The days of writing lesson plan goals, objectives and procedures, and saving supplemental materials in a big 3-ring binder are fast disappearing.
Today, there are countless ways to plan and deliver a lesson, but teachers still seek ways to simplify the process. If you’re looking for new ways to streamline and/or enrich your planning, try one of the following and see how it works for you.
Gather lessons online with open online educational resources (OER) such as OER Commons.
Open educational resources (OER) are teaching, learning, and research resources that reside in the public domain. In other words, you can use the plans with students and share them with colleagues without asking for permission.
Enliven a current plan with a new tool such as Google Maps.
For example, educator Caitlin Tucker (ASCD, 2016) drops pins in different locations on Google Maps to teach story setting. Each pin has a creative writing prompt or the first line of a story that students need to complete. After students select their pins, they explore the area surrounding their pins via Google Earth to write their setting descriptions. This activity personalizes the lesson by providing students with choice and voice in how they learn.
Get resources and lessons from a museum.
Smithsonian Science How is a live middle school program streamed through the web that takes questions from students. It provides students with real-world science through free webcasts and supplements it with plans and resources. You can also use the resources to personalize your own lessons, develop a research project, or generate an interactive class experience.

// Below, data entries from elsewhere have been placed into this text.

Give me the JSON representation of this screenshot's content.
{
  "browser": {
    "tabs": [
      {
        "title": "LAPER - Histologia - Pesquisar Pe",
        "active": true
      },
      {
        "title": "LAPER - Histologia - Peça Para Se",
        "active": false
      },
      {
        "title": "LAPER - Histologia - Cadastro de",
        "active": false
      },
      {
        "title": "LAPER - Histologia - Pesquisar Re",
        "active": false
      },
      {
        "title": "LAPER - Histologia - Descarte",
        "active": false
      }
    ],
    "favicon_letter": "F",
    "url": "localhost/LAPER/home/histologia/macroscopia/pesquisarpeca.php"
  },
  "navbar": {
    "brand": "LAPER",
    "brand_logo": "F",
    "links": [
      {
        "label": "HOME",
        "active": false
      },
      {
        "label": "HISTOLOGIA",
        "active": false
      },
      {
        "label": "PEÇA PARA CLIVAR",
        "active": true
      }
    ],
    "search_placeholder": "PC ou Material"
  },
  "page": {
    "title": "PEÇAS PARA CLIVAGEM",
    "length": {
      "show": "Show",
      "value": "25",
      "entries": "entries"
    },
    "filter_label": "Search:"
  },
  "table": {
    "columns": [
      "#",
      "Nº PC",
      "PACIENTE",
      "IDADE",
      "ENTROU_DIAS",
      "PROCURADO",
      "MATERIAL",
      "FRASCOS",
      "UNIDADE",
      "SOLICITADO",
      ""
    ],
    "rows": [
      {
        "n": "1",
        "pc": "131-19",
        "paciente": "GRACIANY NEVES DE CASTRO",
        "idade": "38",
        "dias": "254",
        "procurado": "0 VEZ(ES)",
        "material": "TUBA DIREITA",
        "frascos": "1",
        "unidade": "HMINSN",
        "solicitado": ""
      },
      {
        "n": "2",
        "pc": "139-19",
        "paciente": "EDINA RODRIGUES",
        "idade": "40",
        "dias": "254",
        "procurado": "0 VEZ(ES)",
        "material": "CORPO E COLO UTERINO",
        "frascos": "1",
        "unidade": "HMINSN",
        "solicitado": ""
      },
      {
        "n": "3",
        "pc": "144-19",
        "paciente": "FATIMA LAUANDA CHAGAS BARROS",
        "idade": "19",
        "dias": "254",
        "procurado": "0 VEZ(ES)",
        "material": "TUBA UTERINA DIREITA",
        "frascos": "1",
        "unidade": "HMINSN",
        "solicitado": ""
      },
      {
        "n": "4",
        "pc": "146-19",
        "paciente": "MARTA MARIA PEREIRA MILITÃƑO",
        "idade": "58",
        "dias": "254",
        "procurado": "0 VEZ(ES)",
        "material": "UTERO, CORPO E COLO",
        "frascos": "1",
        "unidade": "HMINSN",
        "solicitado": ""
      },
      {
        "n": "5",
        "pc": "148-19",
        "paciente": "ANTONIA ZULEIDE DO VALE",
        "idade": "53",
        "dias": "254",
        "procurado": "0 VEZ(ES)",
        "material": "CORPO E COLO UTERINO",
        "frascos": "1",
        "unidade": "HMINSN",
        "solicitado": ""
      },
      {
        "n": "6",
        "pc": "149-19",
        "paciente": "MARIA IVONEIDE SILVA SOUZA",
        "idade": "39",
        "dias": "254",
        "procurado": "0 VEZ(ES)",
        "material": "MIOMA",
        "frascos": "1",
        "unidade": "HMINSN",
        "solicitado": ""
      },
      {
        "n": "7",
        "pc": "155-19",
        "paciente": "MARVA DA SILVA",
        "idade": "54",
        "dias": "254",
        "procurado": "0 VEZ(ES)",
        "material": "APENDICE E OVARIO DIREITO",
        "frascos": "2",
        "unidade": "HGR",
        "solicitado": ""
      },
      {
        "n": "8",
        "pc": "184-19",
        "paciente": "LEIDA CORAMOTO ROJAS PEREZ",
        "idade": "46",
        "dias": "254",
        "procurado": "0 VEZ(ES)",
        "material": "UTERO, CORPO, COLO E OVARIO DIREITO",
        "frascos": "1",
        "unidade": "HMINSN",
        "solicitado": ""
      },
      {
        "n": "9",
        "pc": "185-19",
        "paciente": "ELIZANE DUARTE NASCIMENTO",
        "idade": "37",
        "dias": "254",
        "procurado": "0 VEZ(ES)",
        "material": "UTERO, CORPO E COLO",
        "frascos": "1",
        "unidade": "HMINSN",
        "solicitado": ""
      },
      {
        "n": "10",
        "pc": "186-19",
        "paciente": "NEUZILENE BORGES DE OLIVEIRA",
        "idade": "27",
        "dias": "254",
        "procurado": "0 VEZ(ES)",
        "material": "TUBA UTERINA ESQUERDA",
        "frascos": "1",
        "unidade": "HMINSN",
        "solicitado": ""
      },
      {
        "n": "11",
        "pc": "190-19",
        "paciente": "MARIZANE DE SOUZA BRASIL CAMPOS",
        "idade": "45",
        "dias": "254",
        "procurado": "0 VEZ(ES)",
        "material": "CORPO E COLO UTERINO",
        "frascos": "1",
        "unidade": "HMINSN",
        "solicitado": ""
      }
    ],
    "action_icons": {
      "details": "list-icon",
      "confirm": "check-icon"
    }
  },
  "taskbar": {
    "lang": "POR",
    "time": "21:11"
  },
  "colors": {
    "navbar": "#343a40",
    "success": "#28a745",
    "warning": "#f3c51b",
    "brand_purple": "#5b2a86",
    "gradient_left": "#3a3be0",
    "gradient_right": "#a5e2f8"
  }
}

Use templates to streamline planning.
Common Curriculum is an online lesson-planning and calendar tool. Teachers can customize plans with templates for subject areas and personal teaching styles. The site is easy to navigate and can definitely streamline the process. Their motto is “Take the busy work out of lesson planning, and spend more time changing lives.”
Draw your plans with a visual, graphic organizer such as a concept map or a mind map.
Some teachers feel concept maps are designed for conveying knowledge, while mind maps are better at capturing information, but both are effective tools for planning. With concept maps, teachers identify key concepts and themes and draw connecting lines between related concepts. Connector lines contain keywords or phrases that summarize the relationship between the topics they connect.
Mind maps branch off from a central idea into other associations and/or ideas. Teachers can mind map what they know about a unit by using key concepts and related information that adds depth and detail. Ideas can be grouped and topics prioritized. The process is one of discovery, classification, and decision making.